(Data records for software interfaces)
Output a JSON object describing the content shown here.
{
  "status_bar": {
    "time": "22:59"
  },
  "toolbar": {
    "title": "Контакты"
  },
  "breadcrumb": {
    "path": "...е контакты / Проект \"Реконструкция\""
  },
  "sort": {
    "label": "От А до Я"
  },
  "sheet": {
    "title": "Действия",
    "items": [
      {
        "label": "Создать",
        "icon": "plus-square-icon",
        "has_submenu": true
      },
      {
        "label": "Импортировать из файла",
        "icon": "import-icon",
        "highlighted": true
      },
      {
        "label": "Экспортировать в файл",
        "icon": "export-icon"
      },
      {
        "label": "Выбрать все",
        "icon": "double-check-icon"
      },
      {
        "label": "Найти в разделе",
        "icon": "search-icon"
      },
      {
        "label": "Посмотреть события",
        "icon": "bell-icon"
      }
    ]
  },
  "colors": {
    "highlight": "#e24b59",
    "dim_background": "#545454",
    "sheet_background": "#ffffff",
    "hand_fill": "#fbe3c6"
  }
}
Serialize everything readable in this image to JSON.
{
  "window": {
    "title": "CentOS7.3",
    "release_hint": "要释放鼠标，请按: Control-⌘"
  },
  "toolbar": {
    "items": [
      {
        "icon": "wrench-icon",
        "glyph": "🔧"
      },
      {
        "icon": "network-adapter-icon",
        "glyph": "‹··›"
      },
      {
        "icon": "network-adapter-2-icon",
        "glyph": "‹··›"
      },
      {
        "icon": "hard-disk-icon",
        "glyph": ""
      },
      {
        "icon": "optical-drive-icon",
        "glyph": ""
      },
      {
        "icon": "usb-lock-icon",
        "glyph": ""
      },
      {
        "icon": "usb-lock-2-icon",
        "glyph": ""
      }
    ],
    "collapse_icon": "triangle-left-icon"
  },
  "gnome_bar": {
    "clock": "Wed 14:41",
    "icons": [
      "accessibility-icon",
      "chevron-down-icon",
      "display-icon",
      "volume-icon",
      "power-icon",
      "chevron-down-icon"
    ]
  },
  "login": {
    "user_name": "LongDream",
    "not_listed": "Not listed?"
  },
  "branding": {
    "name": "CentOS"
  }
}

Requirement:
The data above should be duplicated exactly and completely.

Result for this task:
Output a JSON object describing the content shown here.
{
  "status_bar": {
    "time": "22:59"
  },
  "toolbar": {
    "title": "Контакты"
  },
  "breadcrumb": {
    "path": "...е контакты / Проект \"Реконструкция\""
  },
  "sort": {
    "label": "От А до Я"
  },
  "sheet": {
    "title": "Действия",
    "items": [
      {
        "label": "Создать",
        "icon": "plus-square-icon",
        "has_submenu": true
      },
      {
        "label": "Импортировать из файла",
        "icon": "import-icon",
        "highlighted": true
      },
      {
        "label": "Экспортировать в файл",
        "icon": "export-icon"
      },
      {
        "label": "Выбрать все",
        "icon": "double-check-icon"
      },
      {
        "label": "Найти в разделе",
        "icon": "search-icon"
      },
      {
        "label": "Посмотреть события",
        "icon": "bell-icon"
      }
    ]
  },
  "colors": {
    "highlight": "#e24b59",
    "dim_background": "#545454",
    "sheet_background": "#ffffff",
    "hand_fill": "#fbe3c6"
  }
}
Serialize everything readable in this image to JSON.
{
  "window": {
    "title": "CentOS7.3",
    "release_hint": "要释放鼠标，请按: Control-⌘"
  },
  "toolbar": {
    "items": [
      {
        "icon": "wrench-icon",
        "glyph": "🔧"
      },
      {
        "icon": "network-adapter-icon",
        "glyph": "‹··›"
      },
      {
        "icon": "network-adapter-2-icon",
        "glyph": "‹··›"
      },
      {
        "icon": "hard-disk-icon",
        "glyph": ""
      },
      {
        "icon": "optical-drive-icon",
        "glyph": ""
      },
      {
        "icon": "usb-lock-icon",
        "glyph": ""
      },
      {
        "icon": "usb-lock-2-icon",
        "glyph": ""
      }
    ],
    "collapse_icon": "triangle-left-icon"
  },
  "gnome_bar": {
    "clock": "Wed 14:41",
    "icons": [
      "accessibility-icon",
      "chevron-down-icon",
      "display-icon",
      "volume-icon",
      "power-icon",
      "chevron-down-icon"
    ]
  },
  "login": {
    "user_name": "LongDream",
    "not_listed": "Not listed?"
  },
  "branding": {
    "name": "CentOS"
  }
}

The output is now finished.